As an only child, I was given both the heavy emotional burden and great blessing last week of being with my Dad when he transitioned from this earthly life to what he faithfully believed came next. It was an intimate and profound experience between the two of us that I haven’t quite been able to fully process yet, but I realized in the days after that I’ve come to realize that Dad gave me one final gift—an understanding of grace. Sure, as a dutiful Catholic school student I memorized the definition many years ago, likely in preparation to receive one of the sacraments. But this week, in the days leading up to and following his death, I understand it in tangible terms. From the night nurse who sensed my fatigue and instinctively brought me a cup of ice water and a can of ginger ale the night I arrived at the hospital after a long, eight-hour drive in from Michigan to my Dad’s longtime nephrologist, Dr. Ciampaglia, who came to his room a few hours before his passing and just sat with me for a good 30 minutes, recounting how she’d first met my Dad during her residency at Temple more than 25 years ago.

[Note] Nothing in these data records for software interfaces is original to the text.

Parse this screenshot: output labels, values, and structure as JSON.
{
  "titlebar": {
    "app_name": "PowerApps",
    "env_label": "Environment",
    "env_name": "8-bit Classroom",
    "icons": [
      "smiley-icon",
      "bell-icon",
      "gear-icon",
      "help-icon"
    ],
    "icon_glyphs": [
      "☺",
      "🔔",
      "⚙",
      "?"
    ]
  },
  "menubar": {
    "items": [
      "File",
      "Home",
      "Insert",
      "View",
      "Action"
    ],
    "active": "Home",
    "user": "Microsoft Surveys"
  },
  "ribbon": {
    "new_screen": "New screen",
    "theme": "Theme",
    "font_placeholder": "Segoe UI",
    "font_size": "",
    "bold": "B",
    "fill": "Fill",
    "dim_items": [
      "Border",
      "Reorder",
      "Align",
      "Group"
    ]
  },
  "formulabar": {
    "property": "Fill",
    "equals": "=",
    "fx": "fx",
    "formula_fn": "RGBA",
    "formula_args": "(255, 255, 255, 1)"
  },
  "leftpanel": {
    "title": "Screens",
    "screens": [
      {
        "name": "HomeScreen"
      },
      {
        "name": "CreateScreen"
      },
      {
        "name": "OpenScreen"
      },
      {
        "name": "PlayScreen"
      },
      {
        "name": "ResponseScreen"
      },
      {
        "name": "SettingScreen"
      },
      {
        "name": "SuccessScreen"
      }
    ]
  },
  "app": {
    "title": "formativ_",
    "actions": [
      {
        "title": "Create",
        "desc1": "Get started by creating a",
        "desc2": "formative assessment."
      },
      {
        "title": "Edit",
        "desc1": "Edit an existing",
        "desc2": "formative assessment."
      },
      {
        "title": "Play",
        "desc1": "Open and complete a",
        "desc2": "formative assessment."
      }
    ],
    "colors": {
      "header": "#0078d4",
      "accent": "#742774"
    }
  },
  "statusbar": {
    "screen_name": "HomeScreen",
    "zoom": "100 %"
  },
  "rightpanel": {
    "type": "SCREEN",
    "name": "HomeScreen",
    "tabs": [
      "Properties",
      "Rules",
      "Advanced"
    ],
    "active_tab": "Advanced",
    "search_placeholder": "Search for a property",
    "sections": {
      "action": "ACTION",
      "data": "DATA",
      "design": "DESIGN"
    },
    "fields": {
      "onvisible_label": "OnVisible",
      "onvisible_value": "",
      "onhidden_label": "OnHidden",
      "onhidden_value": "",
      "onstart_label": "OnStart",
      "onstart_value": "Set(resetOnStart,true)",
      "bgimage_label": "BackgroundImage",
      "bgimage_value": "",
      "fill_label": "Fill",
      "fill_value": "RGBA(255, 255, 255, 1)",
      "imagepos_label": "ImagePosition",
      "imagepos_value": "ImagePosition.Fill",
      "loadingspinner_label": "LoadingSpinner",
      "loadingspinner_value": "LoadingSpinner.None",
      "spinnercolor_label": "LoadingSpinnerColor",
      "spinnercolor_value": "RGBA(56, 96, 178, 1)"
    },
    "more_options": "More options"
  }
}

In the immediate moments following his passing, the nurse’s aide who quietly slipped into the room behind me as I sobbed over my beautiful Dad and gently rubbed my back. Or the following morning, after little sleep, as I pulled up to the Starbucks drive-in, desperate for a latte and instead getting a cheery disembodied voice to take my order and then ask if I’d like to participate in the holiday question of the day. I choked out that my father had just died, and that disembodied voice grew immediately conciliatory and apologized, ushering me forward. At the drive-up window, the young lady had tears in her eyes and recounted how she’d lost her Dad around the holidays several years before and that she understood and that she was sorry. Then she handed me my latte and told me it was on her. I understood that these simple moments—these amalgamations of empathy and kindness from the purest part of the human heart—are grace personified.

My Dad—a man who loved Sinatra and the Yankees, a man who loved to dance, a man who was always the sharpest-dressed one in the room, a man who was never without a joke to tell—was also a man of tremendous grace.

Rest easy in eternal peace, Dad. You’ve more than earned your angel’s wings.

Vincent Liaguno
12/30/1938 - 12/03/2021